All you need to know about Moles:
Moles are skin growths that are often brown or black in colour. Moles can appear alone or in clusters anyplace on the skin. Moles can appear at birth or grow during infancy, adolescence, and maturity. Moles typically alter slowly over time, growing higher or changing colour. In the mole, hair can occasionally grow. Some moles may not alter at all, while others may progressively fade over time.
When skin cells multiply in clusters rather than spread throughout the skin, moles appear. Melanocytes are the cells that produce the pigment that gives skin its natural colour. Moles can become darker after sun exposure, in adolescence, and during pregnancy.
The majority of moles do not pose a threat. Moles that differ from other moles already present or that first arise after age 25 are more likely to be cancerous. Any time a mole’s colour, height, size, or shape changes, you should see a dermatologist and get it examined. Additionally, if moles bleed, leak, itch, or develop tender or painful patches, you must get them checked immediately.
How can your moles be safeguarded? Your moles are seriously at danger of developing melanoma if you expose them to the sun. First, make sure you consistently apply enough sunscreen. It is always advised to apply sunscreen with a minimum SPF of 30 and a UVB and UVA protection star grade of 4 or 5. When spending time outdoors, apply sunscreen 20-30 minutes before stepping out and reapply every 2 hours.
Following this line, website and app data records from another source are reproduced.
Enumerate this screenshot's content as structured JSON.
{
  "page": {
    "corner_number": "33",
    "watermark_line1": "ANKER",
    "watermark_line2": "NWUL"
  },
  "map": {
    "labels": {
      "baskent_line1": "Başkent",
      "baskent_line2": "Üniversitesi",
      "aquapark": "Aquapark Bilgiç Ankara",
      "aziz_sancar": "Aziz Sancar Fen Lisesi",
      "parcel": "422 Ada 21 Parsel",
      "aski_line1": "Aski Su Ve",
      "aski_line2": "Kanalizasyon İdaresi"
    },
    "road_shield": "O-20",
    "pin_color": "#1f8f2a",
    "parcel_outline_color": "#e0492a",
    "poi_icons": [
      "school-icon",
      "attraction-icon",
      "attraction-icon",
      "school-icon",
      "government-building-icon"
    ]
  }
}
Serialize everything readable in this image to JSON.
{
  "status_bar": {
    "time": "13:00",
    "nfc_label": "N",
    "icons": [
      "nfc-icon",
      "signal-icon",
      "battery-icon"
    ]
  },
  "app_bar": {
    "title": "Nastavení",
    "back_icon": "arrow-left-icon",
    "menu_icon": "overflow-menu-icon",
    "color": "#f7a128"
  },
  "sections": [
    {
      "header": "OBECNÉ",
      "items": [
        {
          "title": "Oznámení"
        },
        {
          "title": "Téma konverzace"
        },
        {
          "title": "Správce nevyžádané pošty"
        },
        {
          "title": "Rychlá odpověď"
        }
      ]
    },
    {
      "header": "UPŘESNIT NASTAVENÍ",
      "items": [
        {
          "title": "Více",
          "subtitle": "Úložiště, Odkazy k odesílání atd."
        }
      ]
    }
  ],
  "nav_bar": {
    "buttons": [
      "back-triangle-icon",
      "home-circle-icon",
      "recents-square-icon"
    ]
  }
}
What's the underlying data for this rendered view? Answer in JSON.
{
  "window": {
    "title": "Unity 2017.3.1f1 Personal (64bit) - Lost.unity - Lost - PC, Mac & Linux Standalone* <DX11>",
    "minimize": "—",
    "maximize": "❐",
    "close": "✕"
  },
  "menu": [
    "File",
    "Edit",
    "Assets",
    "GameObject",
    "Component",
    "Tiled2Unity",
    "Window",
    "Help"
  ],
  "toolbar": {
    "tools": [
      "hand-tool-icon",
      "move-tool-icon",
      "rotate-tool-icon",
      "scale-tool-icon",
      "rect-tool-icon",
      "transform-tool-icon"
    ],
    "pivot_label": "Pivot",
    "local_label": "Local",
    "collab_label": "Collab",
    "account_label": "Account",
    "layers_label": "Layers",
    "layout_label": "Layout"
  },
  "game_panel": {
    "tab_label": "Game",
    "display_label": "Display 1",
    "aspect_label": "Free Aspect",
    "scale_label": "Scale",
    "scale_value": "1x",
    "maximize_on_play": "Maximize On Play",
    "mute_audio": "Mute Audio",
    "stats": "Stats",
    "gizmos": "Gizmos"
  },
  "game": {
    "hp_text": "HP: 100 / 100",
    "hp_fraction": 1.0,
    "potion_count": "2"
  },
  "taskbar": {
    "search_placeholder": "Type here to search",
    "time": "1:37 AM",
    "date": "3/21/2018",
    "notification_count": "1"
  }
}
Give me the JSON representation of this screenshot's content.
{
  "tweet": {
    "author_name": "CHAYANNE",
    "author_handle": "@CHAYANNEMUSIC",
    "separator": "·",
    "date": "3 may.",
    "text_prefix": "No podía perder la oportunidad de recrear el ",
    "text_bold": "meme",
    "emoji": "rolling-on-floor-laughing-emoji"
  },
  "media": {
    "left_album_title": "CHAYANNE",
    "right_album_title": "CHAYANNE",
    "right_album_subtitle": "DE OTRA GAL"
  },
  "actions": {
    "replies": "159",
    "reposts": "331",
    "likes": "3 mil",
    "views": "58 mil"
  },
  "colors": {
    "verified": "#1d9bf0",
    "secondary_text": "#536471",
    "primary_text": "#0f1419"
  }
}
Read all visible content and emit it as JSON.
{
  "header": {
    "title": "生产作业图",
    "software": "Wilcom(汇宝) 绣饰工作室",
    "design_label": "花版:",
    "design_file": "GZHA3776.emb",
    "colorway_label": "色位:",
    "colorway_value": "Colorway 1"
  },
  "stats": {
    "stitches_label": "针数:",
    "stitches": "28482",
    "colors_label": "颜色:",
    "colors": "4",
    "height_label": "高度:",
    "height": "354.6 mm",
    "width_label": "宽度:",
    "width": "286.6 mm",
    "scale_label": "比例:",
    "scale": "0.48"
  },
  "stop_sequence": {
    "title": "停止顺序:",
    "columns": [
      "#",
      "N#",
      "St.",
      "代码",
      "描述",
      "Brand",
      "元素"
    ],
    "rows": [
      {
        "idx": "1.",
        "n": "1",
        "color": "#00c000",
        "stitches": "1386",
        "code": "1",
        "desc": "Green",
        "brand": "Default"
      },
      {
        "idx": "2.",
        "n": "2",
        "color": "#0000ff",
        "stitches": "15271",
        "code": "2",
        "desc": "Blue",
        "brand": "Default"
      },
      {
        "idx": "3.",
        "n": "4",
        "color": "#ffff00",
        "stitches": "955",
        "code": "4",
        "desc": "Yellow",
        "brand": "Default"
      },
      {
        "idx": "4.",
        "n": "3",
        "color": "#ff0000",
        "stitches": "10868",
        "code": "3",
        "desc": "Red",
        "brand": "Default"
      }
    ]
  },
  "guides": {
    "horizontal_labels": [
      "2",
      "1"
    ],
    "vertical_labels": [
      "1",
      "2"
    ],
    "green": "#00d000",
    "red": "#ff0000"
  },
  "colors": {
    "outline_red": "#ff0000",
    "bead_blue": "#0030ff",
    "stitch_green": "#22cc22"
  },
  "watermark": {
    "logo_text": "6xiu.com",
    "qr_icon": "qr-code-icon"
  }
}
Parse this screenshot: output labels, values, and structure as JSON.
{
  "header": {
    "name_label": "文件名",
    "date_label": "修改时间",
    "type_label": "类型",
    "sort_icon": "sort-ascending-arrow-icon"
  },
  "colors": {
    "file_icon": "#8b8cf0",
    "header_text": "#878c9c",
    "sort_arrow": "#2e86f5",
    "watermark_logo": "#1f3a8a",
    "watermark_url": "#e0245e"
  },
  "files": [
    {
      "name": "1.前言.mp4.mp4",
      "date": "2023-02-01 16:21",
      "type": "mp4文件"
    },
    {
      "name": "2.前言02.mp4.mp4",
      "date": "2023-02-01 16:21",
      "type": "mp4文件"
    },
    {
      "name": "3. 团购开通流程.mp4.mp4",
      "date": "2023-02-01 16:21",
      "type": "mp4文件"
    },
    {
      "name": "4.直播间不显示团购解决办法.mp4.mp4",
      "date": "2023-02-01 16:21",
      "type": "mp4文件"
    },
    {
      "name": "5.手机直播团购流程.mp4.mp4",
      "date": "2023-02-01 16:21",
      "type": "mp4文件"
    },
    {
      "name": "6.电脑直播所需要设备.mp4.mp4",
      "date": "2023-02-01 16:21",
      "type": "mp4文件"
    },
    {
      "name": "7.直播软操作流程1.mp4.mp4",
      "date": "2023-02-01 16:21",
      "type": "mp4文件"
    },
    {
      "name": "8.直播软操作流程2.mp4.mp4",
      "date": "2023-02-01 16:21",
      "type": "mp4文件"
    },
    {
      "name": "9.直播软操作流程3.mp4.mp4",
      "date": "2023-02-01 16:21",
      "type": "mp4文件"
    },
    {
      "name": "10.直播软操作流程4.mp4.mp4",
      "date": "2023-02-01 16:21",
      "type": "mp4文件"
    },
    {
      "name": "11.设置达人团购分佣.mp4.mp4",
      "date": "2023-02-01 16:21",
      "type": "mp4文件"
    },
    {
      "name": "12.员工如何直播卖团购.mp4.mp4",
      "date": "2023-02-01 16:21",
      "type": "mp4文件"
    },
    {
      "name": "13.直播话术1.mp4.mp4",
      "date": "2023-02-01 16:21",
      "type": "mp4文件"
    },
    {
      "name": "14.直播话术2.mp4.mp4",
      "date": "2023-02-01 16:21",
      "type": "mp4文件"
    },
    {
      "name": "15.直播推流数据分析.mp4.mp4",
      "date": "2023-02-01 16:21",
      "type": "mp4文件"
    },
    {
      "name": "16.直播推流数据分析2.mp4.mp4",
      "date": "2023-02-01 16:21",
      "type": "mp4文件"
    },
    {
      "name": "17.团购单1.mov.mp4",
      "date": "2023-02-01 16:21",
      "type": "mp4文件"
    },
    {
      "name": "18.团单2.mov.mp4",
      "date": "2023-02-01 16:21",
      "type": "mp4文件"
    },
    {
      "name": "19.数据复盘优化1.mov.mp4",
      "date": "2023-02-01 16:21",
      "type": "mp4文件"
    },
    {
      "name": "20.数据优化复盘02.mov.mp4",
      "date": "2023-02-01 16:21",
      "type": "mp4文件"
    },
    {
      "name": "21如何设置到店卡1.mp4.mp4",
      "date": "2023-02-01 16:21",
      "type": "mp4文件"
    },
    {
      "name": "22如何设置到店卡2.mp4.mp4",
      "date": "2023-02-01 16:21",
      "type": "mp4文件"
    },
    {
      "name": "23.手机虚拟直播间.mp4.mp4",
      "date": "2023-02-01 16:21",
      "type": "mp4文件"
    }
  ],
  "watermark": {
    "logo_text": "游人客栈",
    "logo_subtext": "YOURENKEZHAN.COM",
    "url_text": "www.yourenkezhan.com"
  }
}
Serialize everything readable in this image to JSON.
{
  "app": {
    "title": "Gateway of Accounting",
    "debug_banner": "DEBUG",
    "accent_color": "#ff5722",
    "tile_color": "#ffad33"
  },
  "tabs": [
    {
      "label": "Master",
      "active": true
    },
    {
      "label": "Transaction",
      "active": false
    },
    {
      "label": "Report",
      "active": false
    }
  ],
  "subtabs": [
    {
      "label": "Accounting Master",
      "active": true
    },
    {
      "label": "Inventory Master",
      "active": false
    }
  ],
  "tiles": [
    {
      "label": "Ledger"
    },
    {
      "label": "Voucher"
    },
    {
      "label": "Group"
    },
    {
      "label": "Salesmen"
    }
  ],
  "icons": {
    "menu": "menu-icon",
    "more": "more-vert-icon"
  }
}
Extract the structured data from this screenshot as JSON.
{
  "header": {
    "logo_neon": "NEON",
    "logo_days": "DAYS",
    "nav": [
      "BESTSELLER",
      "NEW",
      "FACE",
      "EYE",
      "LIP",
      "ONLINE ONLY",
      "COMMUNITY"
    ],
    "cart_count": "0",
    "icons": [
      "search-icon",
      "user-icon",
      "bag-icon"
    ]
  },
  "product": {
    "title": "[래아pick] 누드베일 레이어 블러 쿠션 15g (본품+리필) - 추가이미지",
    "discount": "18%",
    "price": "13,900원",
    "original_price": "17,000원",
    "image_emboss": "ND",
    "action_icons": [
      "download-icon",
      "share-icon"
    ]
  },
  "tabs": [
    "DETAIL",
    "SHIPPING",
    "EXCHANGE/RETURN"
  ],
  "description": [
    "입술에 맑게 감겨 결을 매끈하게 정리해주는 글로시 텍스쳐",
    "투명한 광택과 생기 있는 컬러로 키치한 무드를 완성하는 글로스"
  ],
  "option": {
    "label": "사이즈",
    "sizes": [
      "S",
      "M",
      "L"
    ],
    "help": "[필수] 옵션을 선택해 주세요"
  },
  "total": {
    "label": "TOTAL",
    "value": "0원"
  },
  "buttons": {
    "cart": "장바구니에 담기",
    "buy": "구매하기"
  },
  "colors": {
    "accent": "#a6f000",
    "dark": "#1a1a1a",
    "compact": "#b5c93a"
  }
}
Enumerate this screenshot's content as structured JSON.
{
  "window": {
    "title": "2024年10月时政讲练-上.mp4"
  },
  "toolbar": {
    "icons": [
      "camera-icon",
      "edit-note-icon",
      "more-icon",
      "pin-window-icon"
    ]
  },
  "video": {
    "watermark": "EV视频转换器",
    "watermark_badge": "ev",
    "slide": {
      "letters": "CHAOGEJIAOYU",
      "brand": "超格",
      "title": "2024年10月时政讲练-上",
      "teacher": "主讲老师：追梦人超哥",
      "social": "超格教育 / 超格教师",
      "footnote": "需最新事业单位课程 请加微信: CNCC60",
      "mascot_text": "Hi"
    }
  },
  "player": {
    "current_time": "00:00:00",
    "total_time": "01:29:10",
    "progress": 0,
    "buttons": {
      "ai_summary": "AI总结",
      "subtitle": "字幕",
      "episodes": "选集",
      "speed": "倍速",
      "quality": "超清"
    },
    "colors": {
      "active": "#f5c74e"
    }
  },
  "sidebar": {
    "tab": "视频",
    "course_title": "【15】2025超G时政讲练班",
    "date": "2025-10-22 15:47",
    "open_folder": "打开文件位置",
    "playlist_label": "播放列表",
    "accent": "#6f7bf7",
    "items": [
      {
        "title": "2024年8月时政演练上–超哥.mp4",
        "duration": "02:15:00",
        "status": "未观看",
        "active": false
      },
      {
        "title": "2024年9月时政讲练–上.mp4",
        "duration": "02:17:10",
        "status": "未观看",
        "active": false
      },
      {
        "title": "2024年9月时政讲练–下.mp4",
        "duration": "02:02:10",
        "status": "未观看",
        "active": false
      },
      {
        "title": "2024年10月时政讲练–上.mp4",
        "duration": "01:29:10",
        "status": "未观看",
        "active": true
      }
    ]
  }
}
On sunny days, it’s a wise idea to stay out of the sun from 11 a.m. to 3 p.m.
With the advancements in technology, moles can also be removed. Based on the type of mole you have, there are three primary types of treatments: laser removal, shave removal, and excision removal.